I was watching Invincible Friday afternoon because my mood lately has been a prime mood for what Disney Plus classifies as an inspirational sports movie. Invincible is the story of Vince Papale, a bartender from south Philly who goes to open tryouts for the Eagles and makes the team. A lot of the movie is about how much south Philly needed him and the Eagles during a time when factory workers were striking and out of a job. The depiction of south Philly and the camaraderie there reminded me of a couple of TV shows I have watched.
Back when Justified was on TV I found myself watching the scenes in eastern Kentucky with longing. The scenes that gave me the sense of longing were generally the ones of the large, extended families being together on the family land. These families were generally criminals. I assumed that the longing was more for the state of Kentucky and not a longing to be part of a criminal family.

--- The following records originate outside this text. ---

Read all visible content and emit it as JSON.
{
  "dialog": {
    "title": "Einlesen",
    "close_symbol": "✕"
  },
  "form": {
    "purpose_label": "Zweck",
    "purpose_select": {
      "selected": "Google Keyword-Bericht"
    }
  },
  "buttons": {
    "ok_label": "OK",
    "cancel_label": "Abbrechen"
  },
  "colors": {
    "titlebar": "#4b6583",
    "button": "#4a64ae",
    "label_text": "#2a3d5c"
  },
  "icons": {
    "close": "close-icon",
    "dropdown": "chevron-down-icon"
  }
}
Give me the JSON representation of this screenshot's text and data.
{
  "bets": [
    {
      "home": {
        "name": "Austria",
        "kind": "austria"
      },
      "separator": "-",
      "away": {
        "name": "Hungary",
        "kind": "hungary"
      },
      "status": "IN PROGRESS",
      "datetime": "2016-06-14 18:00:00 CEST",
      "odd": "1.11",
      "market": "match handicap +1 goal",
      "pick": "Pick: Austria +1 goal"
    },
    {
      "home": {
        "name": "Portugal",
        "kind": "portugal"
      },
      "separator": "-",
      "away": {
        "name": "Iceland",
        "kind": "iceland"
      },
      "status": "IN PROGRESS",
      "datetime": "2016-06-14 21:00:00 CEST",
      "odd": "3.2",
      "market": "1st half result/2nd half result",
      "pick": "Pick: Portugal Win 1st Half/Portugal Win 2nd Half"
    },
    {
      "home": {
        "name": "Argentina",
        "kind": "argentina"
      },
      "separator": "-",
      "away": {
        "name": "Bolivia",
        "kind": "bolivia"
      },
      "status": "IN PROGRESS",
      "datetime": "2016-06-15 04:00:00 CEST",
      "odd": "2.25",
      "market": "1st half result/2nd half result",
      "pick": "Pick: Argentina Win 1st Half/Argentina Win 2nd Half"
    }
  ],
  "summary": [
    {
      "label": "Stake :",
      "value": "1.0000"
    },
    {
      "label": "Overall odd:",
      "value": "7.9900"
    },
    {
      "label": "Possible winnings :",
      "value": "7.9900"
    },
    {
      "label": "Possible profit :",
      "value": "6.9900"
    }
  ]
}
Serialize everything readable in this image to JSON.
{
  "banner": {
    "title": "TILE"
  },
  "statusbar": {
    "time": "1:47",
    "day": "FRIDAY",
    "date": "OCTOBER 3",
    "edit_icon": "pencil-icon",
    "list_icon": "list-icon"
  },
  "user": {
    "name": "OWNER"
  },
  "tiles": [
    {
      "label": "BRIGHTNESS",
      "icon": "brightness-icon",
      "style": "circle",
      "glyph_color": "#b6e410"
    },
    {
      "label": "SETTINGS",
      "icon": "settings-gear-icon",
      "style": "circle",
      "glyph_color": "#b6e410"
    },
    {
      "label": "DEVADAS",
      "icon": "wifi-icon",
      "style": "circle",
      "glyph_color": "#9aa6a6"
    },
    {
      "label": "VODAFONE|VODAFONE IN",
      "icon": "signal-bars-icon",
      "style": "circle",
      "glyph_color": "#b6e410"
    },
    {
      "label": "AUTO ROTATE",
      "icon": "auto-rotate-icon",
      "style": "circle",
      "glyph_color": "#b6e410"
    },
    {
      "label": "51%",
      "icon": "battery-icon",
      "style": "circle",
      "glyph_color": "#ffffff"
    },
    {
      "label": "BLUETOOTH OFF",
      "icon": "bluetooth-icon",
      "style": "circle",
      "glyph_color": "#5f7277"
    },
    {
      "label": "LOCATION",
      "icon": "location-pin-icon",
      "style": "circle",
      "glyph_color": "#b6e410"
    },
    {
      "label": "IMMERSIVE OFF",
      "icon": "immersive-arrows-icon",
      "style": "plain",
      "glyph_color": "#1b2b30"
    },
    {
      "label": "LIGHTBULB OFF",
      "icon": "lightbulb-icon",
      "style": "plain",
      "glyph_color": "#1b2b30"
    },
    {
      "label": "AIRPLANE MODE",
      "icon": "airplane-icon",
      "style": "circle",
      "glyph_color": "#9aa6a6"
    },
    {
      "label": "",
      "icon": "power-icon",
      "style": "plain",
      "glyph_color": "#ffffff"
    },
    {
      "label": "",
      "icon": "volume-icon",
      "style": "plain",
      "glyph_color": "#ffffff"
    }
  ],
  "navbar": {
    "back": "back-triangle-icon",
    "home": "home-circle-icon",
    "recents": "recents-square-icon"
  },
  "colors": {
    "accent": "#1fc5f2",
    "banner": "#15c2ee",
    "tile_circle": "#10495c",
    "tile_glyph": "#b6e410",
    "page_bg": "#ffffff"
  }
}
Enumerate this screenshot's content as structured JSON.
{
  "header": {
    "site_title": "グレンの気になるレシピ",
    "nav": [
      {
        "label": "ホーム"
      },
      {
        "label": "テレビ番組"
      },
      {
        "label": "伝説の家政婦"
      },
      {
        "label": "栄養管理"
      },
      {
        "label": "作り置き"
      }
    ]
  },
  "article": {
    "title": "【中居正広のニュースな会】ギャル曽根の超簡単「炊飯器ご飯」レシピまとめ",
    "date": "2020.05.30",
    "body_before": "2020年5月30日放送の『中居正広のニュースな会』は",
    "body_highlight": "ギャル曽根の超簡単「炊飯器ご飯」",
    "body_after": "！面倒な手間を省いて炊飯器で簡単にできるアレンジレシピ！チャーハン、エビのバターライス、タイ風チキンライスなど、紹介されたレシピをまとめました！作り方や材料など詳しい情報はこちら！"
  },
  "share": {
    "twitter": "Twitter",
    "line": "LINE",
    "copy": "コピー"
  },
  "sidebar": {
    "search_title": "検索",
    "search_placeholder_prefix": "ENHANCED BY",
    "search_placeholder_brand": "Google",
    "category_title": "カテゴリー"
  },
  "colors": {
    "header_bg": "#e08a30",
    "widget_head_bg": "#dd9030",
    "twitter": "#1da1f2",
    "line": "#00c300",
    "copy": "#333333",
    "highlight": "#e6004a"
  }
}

That assumption fell apart when I watched Shameless and felt the same thing. Shameless is about a family who lives on the South Side of Chicago. They have a lot of problems and have no problem with breaking the law to get what they want. Did my sense of longing actually mean I wanted to be in a family of criminals? It did not.
What these three have in common is the portrayal of a sense of community and belonging. This sense of community and belonging survived economic turmoil and criminal enterprise. The characters lacked financial stability and, in some cases, morals, but they had a place where they belonged. They had family and friends who stood by them in the tough times. They had a circle of support. They had community.
My longing didn’t come from a desire to be a criminal, it came from a desire for community. The suburban sprawl where I live can make community hard, especially when you are not a people person. I wrote recently about how I had a yearning for home. I have no family here besides my wife and kids. I can be out and about in my area and never see one person I know. I don’t really know my neighbors. I spend the majority of my time at home with whoever is living in the house at the time. I want the sense of community you can find in some small towns and neighborhoods. It is harder to find here.
I know there are things I could do to change this. I had a sense of community for a while at my old church. I worked with the youth group and felt a connection to them, their families and the other youth workers. Things changed and I changed churches and have not made the effort to really feel like I belong there. I could change that. I felt a sense of community during some youth sports and dance. Those are gone now that the kids are adults.
I am impressed with the fact that these shows did such a good job with a sense of place and belonging that it made me want to live there.